Because over 80 percent of UK households use gas to heat their homes the industry has to handle a huge seasonal swing in demand. Furthermore, during the winter it has to cope with significant fluctuations in demand that require flexible supply, such as extreme weather. Contributor – Professor Michael Bradshaw, Head of the Institute of Humanities – University of Worcester.
Historically, flexible supply came from simply producing more from the North Sea, but that option has gone. Instead, flexibility today comes from four sources: Norwegian offshore production, gas in storage, gas in the LNG terminals – of which there are three – and gas from Europe via the interconnectors. What gas comes from where depends on the market price – in the UK, Europe and globally – and the willingness of those that own the gas to sell it.
Even before this winter the industry was warning that things could get difficult. The reason being that back in June last year Centrica Storage announced that it was closing its long-term storage facility at Rough – a depleted gas field off the Yorkshire coast. Technical problems were making it increasingly costly to maintain. Even before then, the UK was short on storage, with capacity equivalent to 5.9 percent of total consumption in 2016, compared to places like Germany, France and Italy where it covers 20 percent of demand. With Rough gone, the UK is left with 1.4 bcm of medium range storage – equivalent to 1.8 percent of 2016 consumption, which fills and empties many times during the winter. However, in an emergency such as this it is quickly emptied and won’t refill while prices are high.
Until recently the Government did not seem phased by the closure of Rough, despite industry calls back in November to review the situation, reportedly, they are now thinking again. With limited storage, the UK is dependent on sufficient gas being in the LNG tanks and on being able to get more gas from Norway and Continental Europe, but there are physical limits on the pipelines that carry that gas.
Furthermore, it puts additional pressure on National Grid to move gas around the system. Back in December, congestion limited the ability of the interconnectors to supply gas. At present, the LNG tanks are about 35 percent full, thanks to recent deliveries from Qatar and Russia, and gas is flowing from all three terminals.
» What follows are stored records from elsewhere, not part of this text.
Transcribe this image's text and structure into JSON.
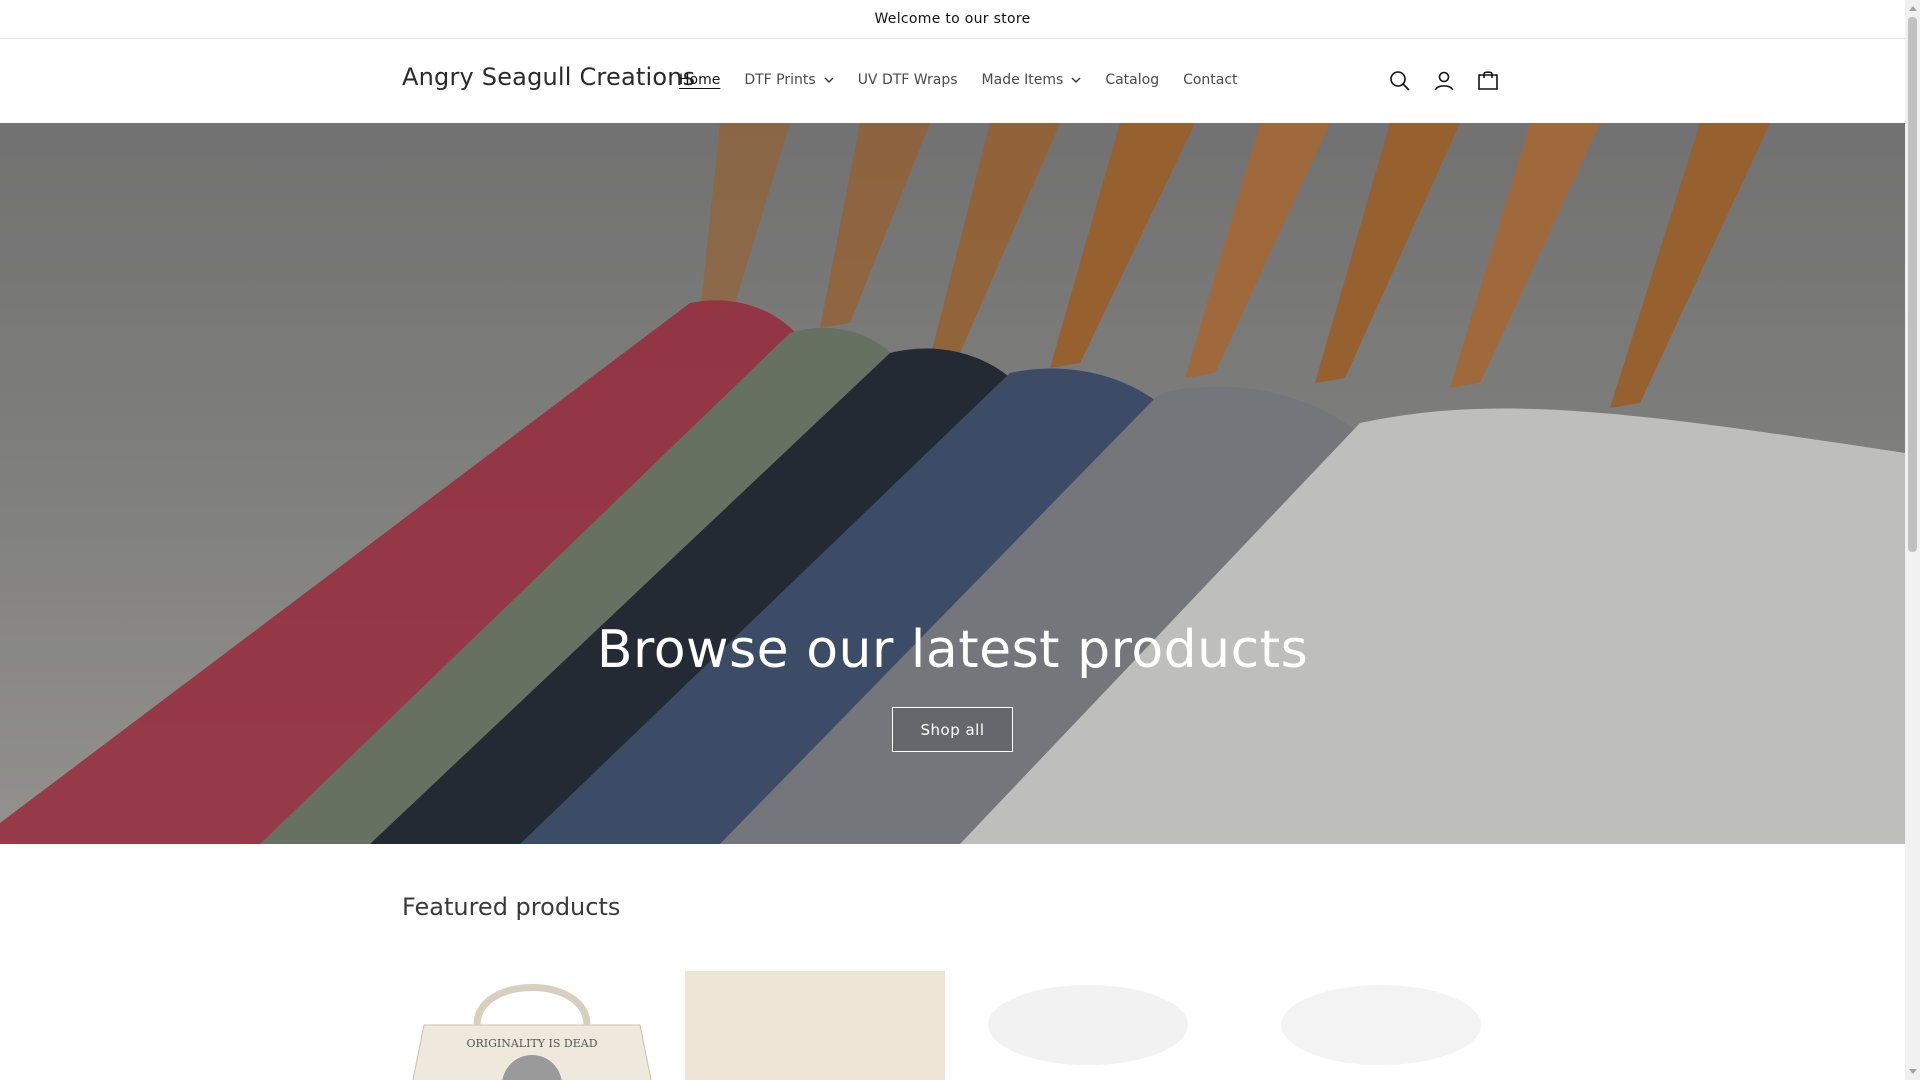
{
  "announcement": {
    "text": "Welcome to our store"
  },
  "header": {
    "logo": "Angry Seagull Creations",
    "nav": [
      {
        "label": "Home",
        "active": true,
        "has_dropdown": false
      },
      {
        "label": "DTF Prints",
        "active": false,
        "has_dropdown": true
      },
      {
        "label": "UV DTF Wraps",
        "active": false,
        "has_dropdown": false
      },
      {
        "label": "Made Items",
        "active": false,
        "has_dropdown": true
      },
      {
        "label": "Catalog",
        "active": false,
        "has_dropdown": false
      },
      {
        "label": "Contact",
        "active": false,
        "has_dropdown": false
      }
    ],
    "icons": [
      "search-icon",
      "account-icon",
      "cart-icon"
    ]
  },
  "hero": {
    "title": "Browse our latest products",
    "button_label": "Shop all"
  },
  "featured": {
    "title": "Featured products",
    "products": [
      {
        "image_text": "ORIGINALITY IS DEAD"
      },
      {
        "image_text": ""
      },
      {
        "image_text": ""
      },
      {
        "image_text": ""
      }
    ]
  },
  "colors": {
    "text": "#121212",
    "hanger_wood": "#b8763a",
    "shirt_red": "#b8344a",
    "shirt_green": "#7d8a78",
    "shirt_navy": "#2d3440",
    "shirt_blue": "#4b5d7d",
    "shirt_gray": "#8e9198",
    "shirt_white": "#e8e8e6"
  }
}
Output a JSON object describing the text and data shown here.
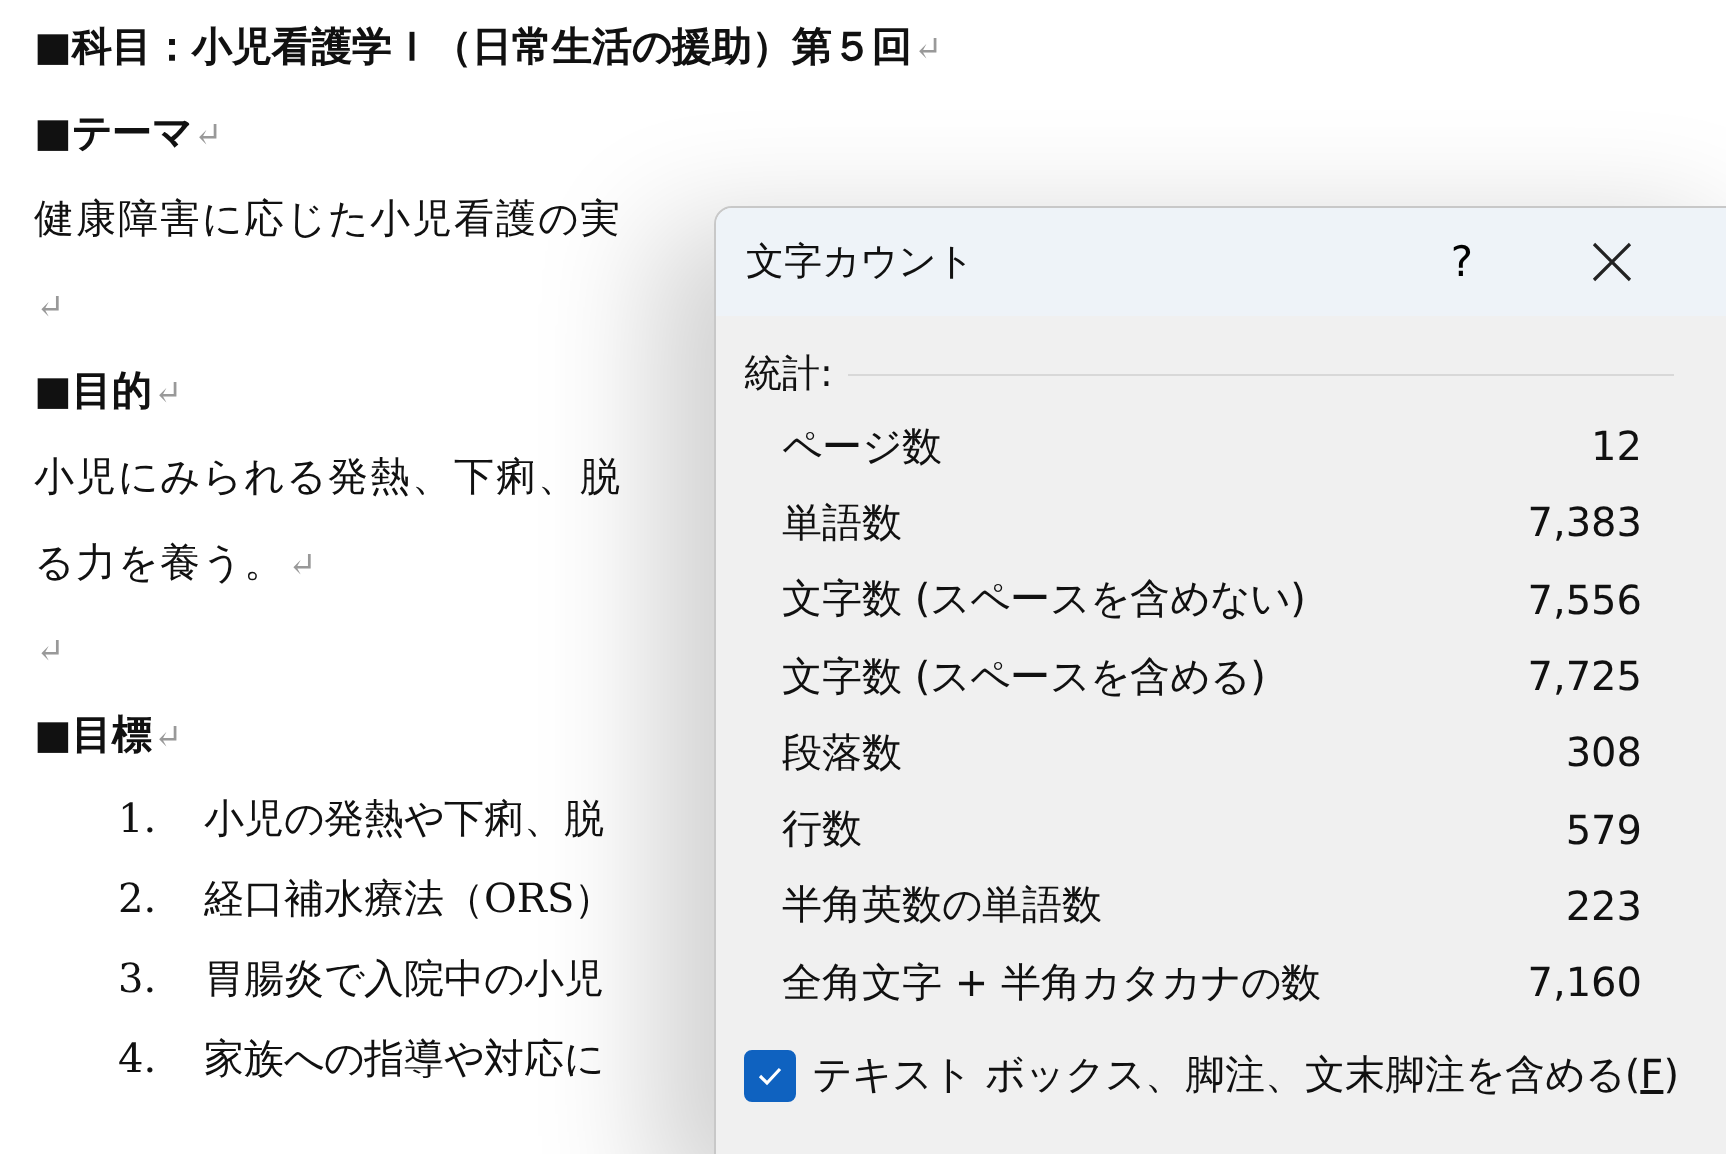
{
  "document": {
    "lines": [
      {
        "kind": "heading",
        "text": "■科目：小児看護学Ｉ（日常生活の援助）第５回",
        "mark": "↵"
      },
      {
        "kind": "heading",
        "text": "■テーマ",
        "mark": "↵"
      },
      {
        "kind": "body",
        "text": "健康障害に応じた小児看護の実"
      },
      {
        "kind": "body",
        "mark": "↵"
      },
      {
        "kind": "heading",
        "text": "■目的",
        "mark": "↵"
      },
      {
        "kind": "body",
        "text": "小児にみられる発熱、下痢、脱"
      },
      {
        "kind": "body",
        "text": "る力を養う。",
        "mark": "↵"
      },
      {
        "kind": "body",
        "mark": "↵"
      },
      {
        "kind": "heading",
        "text": "■目標",
        "mark": "↵"
      },
      {
        "kind": "item",
        "number": "1.",
        "text": "小児の発熱や下痢、脱"
      },
      {
        "kind": "item",
        "number": "2.",
        "text": "経口補水療法（ORS）"
      },
      {
        "kind": "item",
        "number": "3.",
        "text": "胃腸炎で入院中の小児"
      },
      {
        "kind": "item",
        "number": "4.",
        "text": "家族への指導や対応に"
      }
    ]
  },
  "dialog": {
    "title": "文字カウント",
    "help": "?",
    "section": "統計:",
    "stats": [
      {
        "label": "ページ数",
        "value": "12"
      },
      {
        "label": "単語数",
        "value": "7,383"
      },
      {
        "label": "文字数 (スペースを含めない)",
        "value": "7,556"
      },
      {
        "label": "文字数 (スペースを含める)",
        "value": "7,725"
      },
      {
        "label": "段落数",
        "value": "308"
      },
      {
        "label": "行数",
        "value": "579"
      },
      {
        "label": "半角英数の単語数",
        "value": "223"
      },
      {
        "label": "全角文字 + 半角カタカナの数",
        "value": "7,160"
      }
    ],
    "option": {
      "label_before": "テキスト ボックス、脚注、文末脚注を含める(",
      "access_key": "F",
      "label_after": ")",
      "checked": true
    }
  }
}
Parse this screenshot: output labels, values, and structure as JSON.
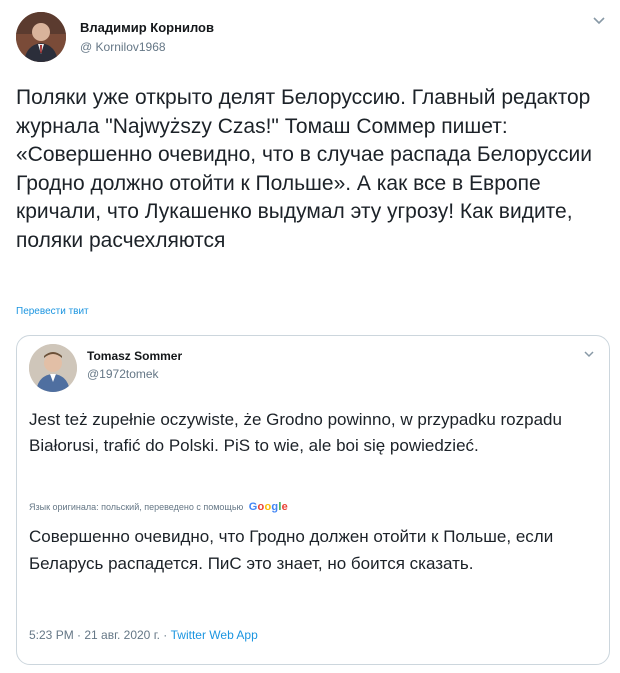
{
  "tweet": {
    "author": {
      "name": "Владимир Корнилов",
      "handle": "@ Kornilov1968"
    },
    "text": "Поляки уже открыто делят Белоруссию. Главный редактор журнала \"Najwyższy Czas!\" Томаш Соммер пишет: «Совершенно очевидно, что в случае распада Белоруссии Гродно должно отойти к Польше». А как все в Европе кричали, что Лукашенко выдумал эту угрозу! Как видите, поляки расчехляются",
    "translate_link": "Перевести твит"
  },
  "quoted_tweet": {
    "author": {
      "name": "Tomasz Sommer",
      "handle": "@1972tomek"
    },
    "original_text": "Jest też zupełnie oczywiste, że Grodno powinno, w przypadku rozpadu Białorusi, trafić do Polski. PiS to wie, ale boi się powiedzieć.",
    "translation_note": "Язык оригинала: польский, переведено с помощью",
    "translation_provider": "Google",
    "translated_text": "Совершенно очевидно, что Гродно должен отойти к Польше, если Беларусь распадется. ПиС это знает, но боится сказать.",
    "timestamp": "5:23 PM · 21 авг. 2020 г. ·",
    "source": "Twitter Web App"
  },
  "colors": {
    "link": "#1b95e0",
    "secondary_text": "#657786",
    "border": "#ccd6dd"
  },
  "icons": [
    "chevron-down-icon",
    "avatar"
  ]
}
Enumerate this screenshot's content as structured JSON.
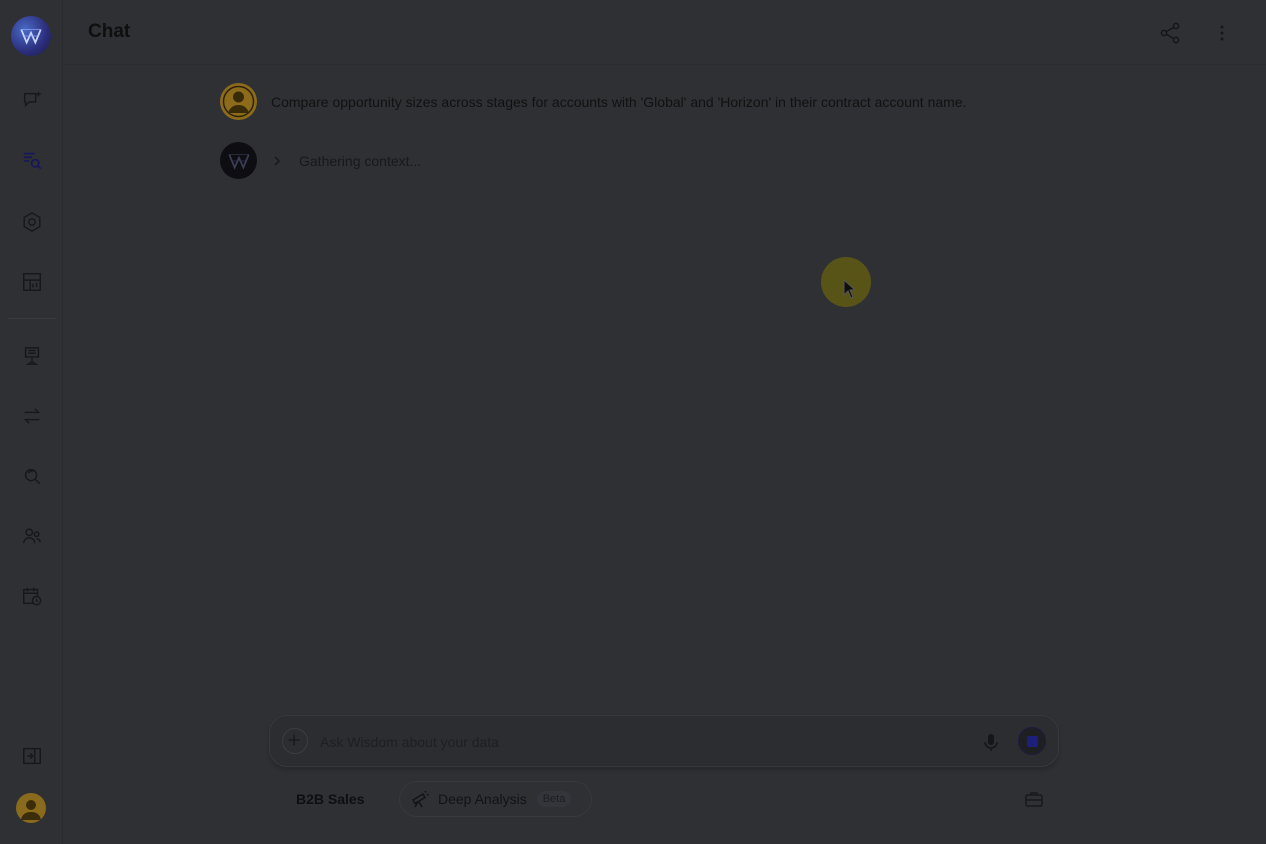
{
  "header": {
    "title": "Chat"
  },
  "conversation": {
    "user_message": "Compare opportunity sizes across stages for accounts with 'Global' and 'Horizon' in their contract account name.",
    "assistant_status": "Gathering context..."
  },
  "composer": {
    "placeholder": "Ask Wisdom about your data"
  },
  "footer": {
    "context_label": "B2B Sales",
    "deep_analysis_label": "Deep Analysis",
    "beta_badge": "Beta"
  },
  "sidebar": {
    "icons": [
      "new-chat-icon",
      "search-list-icon",
      "settings-cog-icon",
      "dashboard-icon",
      "pipeline-icon",
      "transfer-icon",
      "refresh-search-icon",
      "users-icon",
      "calendar-clock-icon",
      "collapse-sidebar-icon"
    ]
  },
  "colors": {
    "background": "#2f3034",
    "accent": "#1d1f7c",
    "cursor_highlight": "#5f5a14"
  }
}
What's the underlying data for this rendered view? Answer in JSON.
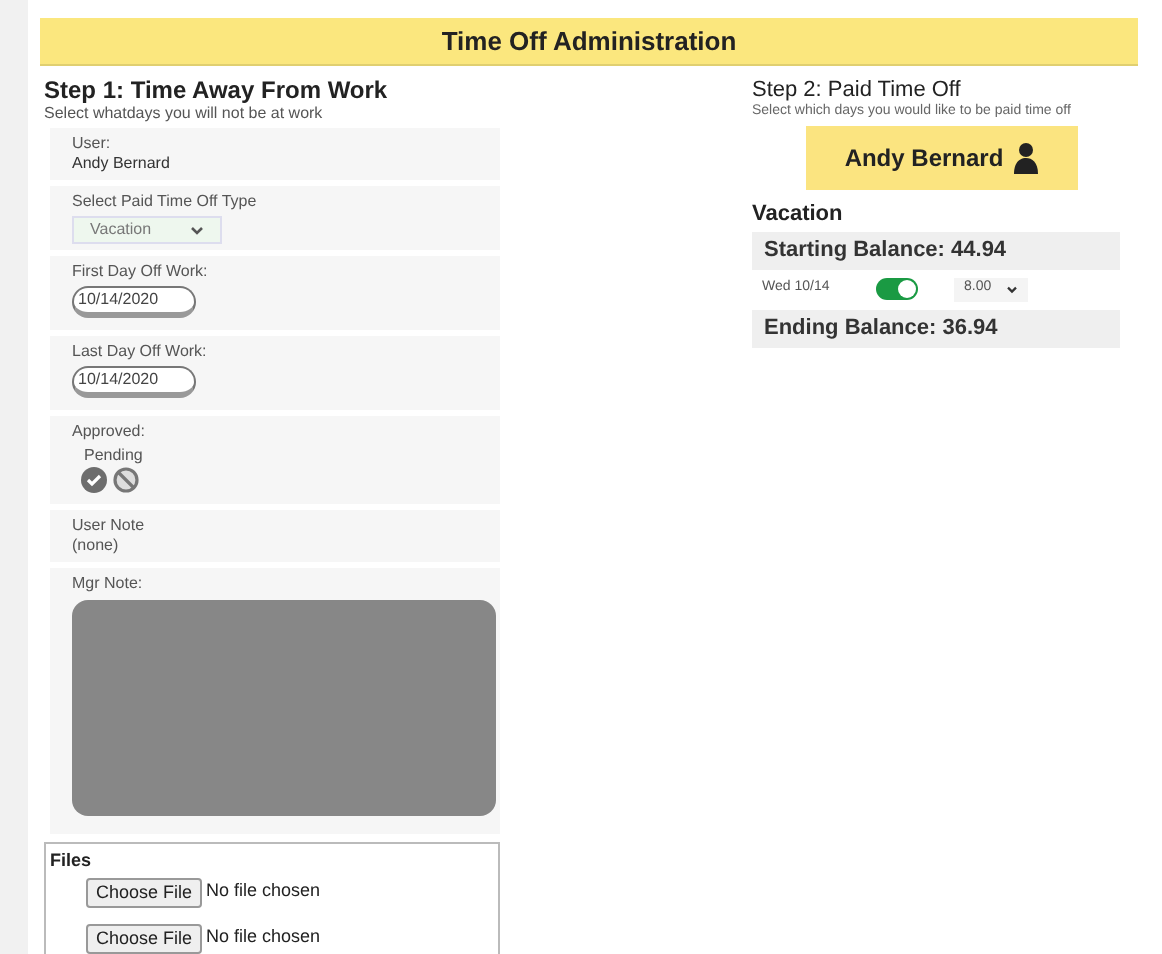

But it takes two weeks for an LNG tanker to get to Milford Haven from Ras Laffan in Qatar. Thus, we have to work with what we have this week.
With GB demand surging to over 400mcm a day, a loss of capacity from any source of flexible supply, due to technical problems or an inability to attract sufficient gas from European markets, can lead to a supply emergency such as we see at present. Large industrial consumers are likely to be asked to reduce their consumption, but as the cold spell continues things could get very difficult if there were technical failures on what is an aging infrastructure.
Going forward, the EU has introduced new policies in relation to gas security, including the so-called ‘solidarity principle’ that requires member states to help one another in an emergency. What happens if the UK leaves the EU’s Internal Energy Market? Equally, what happens in Ireland which is dependent on the UK for its security of supply. A ‘cold shoulder from Brussels’ could be just as damaging as the ‘beast from the east!”